[Items from an interface collection]
>>>

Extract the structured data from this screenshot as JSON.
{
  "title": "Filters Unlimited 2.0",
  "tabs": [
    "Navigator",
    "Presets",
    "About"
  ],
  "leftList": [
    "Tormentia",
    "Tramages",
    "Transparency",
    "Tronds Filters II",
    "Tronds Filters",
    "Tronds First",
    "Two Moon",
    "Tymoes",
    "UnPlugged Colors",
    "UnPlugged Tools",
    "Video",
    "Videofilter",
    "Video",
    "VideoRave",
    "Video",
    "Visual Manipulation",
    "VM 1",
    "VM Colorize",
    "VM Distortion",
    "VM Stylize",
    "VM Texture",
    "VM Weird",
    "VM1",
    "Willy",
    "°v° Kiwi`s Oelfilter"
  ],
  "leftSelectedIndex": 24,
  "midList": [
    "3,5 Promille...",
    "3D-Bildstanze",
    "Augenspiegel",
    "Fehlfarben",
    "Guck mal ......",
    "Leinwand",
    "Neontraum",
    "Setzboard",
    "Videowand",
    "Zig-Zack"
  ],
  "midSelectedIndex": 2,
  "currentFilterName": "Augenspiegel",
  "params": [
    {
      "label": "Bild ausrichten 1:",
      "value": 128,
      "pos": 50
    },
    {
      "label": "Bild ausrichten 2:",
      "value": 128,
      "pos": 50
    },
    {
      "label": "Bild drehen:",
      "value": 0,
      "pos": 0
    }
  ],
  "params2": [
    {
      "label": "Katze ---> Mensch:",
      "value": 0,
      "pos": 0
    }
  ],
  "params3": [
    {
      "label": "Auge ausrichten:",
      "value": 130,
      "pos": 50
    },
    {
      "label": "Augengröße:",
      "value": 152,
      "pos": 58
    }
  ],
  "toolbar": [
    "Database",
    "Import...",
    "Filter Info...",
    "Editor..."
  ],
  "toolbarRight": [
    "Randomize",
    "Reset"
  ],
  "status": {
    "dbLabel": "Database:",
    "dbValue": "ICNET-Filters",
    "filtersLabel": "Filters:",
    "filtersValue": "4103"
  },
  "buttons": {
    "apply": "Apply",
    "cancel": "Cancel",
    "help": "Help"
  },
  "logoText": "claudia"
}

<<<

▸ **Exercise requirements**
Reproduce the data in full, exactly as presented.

▸ **Answer section**
Extract the structured data from this screenshot as JSON.
{
  "title": "Filters Unlimited 2.0",
  "tabs": [
    "Navigator",
    "Presets",
    "About"
  ],
  "leftList": [
    "Tormentia",
    "Tramages",
    "Transparency",
    "Tronds Filters II",
    "Tronds Filters",
    "Tronds First",
    "Two Moon",
    "Tymoes",
    "UnPlugged Colors",
    "UnPlugged Tools",
    "Video",
    "Videofilter",
    "Video",
    "VideoRave",
    "Video",
    "Visual Manipulation",
    "VM 1",
    "VM Colorize",
    "VM Distortion",
    "VM Stylize",
    "VM Texture",
    "VM Weird",
    "VM1",
    "Willy",
    "°v° Kiwi`s Oelfilter"
  ],
  "leftSelectedIndex": 24,
  "midList": [
    "3,5 Promille...",
    "3D-Bildstanze",
    "Augenspiegel",
    "Fehlfarben",
    "Guck mal ......",
    "Leinwand",
    "Neontraum",
    "Setzboard",
    "Videowand",
    "Zig-Zack"
  ],
  "midSelectedIndex": 2,
  "currentFilterName": "Augenspiegel",
  "params": [
    {
      "label": "Bild ausrichten 1:",
      "value": 128,
      "pos": 50
    },
    {
      "label": "Bild ausrichten 2:",
      "value": 128,
      "pos": 50
    },
    {
      "label": "Bild drehen:",
      "value": 0,
      "pos": 0
    }
  ],
  "params2": [
    {
      "label": "Katze ---> Mensch:",
      "value": 0,
      "pos": 0
    }
  ],
  "params3": [
    {
      "label": "Auge ausrichten:",
      "value": 130,
      "pos": 50
    },
    {
      "label": "Augengröße:",
      "value": 152,
      "pos": 58
    }
  ],
  "toolbar": [
    "Database",
    "Import...",
    "Filter Info...",
    "Editor..."
  ],
  "toolbarRight": [
    "Randomize",
    "Reset"
  ],
  "status": {
    "dbLabel": "Database:",
    "dbValue": "ICNET-Filters",
    "filtersLabel": "Filters:",
    "filtersValue": "4103"
  },
  "buttons": {
    "apply": "Apply",
    "cancel": "Cancel",
    "help": "Help"
  },
  "logoText": "claudia"
}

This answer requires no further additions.